Prostate cancer is the most common cancer among Australians after non-melanoma skin cancer1, with more than 19,000 new cases projected to be diagnosed in 2010. And it is the second most common cause of cancer death among Australian men, after lung cancer.

Tests aimed at helping diagnose prostate cancer are available. However, there is no national screening program in place, with current evidence showing that the PSA test is not suitable for population screening as the harms outweigh the benefits.

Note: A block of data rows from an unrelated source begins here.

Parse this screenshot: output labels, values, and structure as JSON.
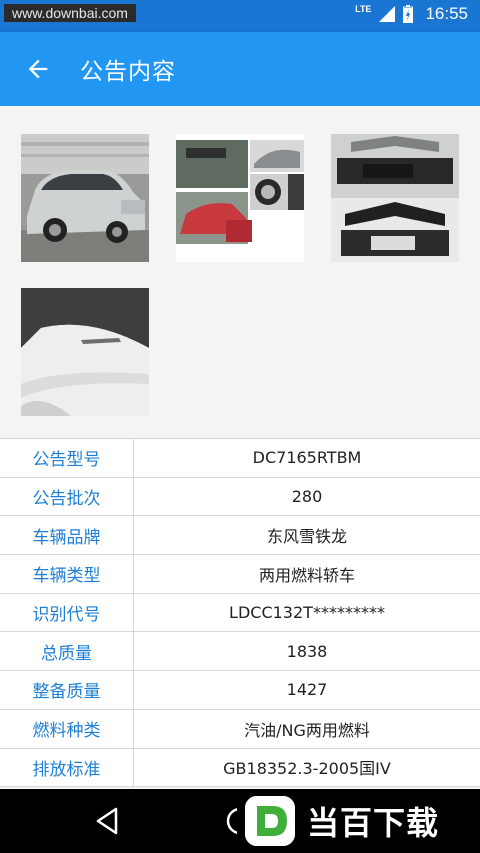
{
  "status_bar": {
    "watermark": "www.downbai.com",
    "network": "LTE",
    "time": "16:55"
  },
  "app_bar": {
    "title": "公告内容",
    "back_icon": "arrow-left-icon"
  },
  "photos": [
    {
      "name": "car-front-side-photo"
    },
    {
      "name": "car-details-collage-photo"
    },
    {
      "name": "car-grille-photo"
    },
    {
      "name": "car-side-badge-photo"
    }
  ],
  "info": [
    {
      "label": "公告型号",
      "value": "DC7165RTBM"
    },
    {
      "label": "公告批次",
      "value": "280"
    },
    {
      "label": "车辆品牌",
      "value": "东风雪铁龙"
    },
    {
      "label": "车辆类型",
      "value": "两用燃料轿车"
    },
    {
      "label": "识别代号",
      "value": "LDCC132T*********"
    },
    {
      "label": "总质量",
      "value": "1838"
    },
    {
      "label": "整备质量",
      "value": "1427"
    },
    {
      "label": "燃料种类",
      "value": "汽油/NG两用燃料"
    },
    {
      "label": "排放标准",
      "value": "GB18352.3-2005国IV"
    }
  ],
  "bottom_watermark": {
    "text": "当百下载"
  },
  "colors": {
    "status_bar": "#1976d2",
    "app_bar": "#2196f3",
    "label_text": "#1e7fd6"
  }
}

Whether or not to be tested for prostate cancer is a matter of individual choice.

The prostate cancer chapter of our National Cancer Prevention Policy contains evidence-based information on prostate cancer screening, and outlines Cancer Council Australia's policy priorities for improving outcomes from early detection of prostate cancer.

Cancer Council Australia and the Australian Health Ministers' Advisory Council - key messages on prostate cancer screening

Cancer Council Australia and the intergovernmental Australian Health Ministers’ Advisory Council have developed a joint statement summarising key messages about screening for prostate cancer, including an interpretation of the two large international trials of PSA as a screening tool.

The statement has been endorsed by the Royal Australian College of General Practitioners, the professional organisation that focuses on the safety and quality of general practice, and Andrology Australia, the nation’s centre of excellence in male reproductive health.

Joint key messages

 

1) Non-melanoma skin cancer is the most commonly diagnosed cancer according to general practice and hospitals data, however there is no reporting of cases to cancer registries.

This page was last updated on: Tuesday, September 4, 2012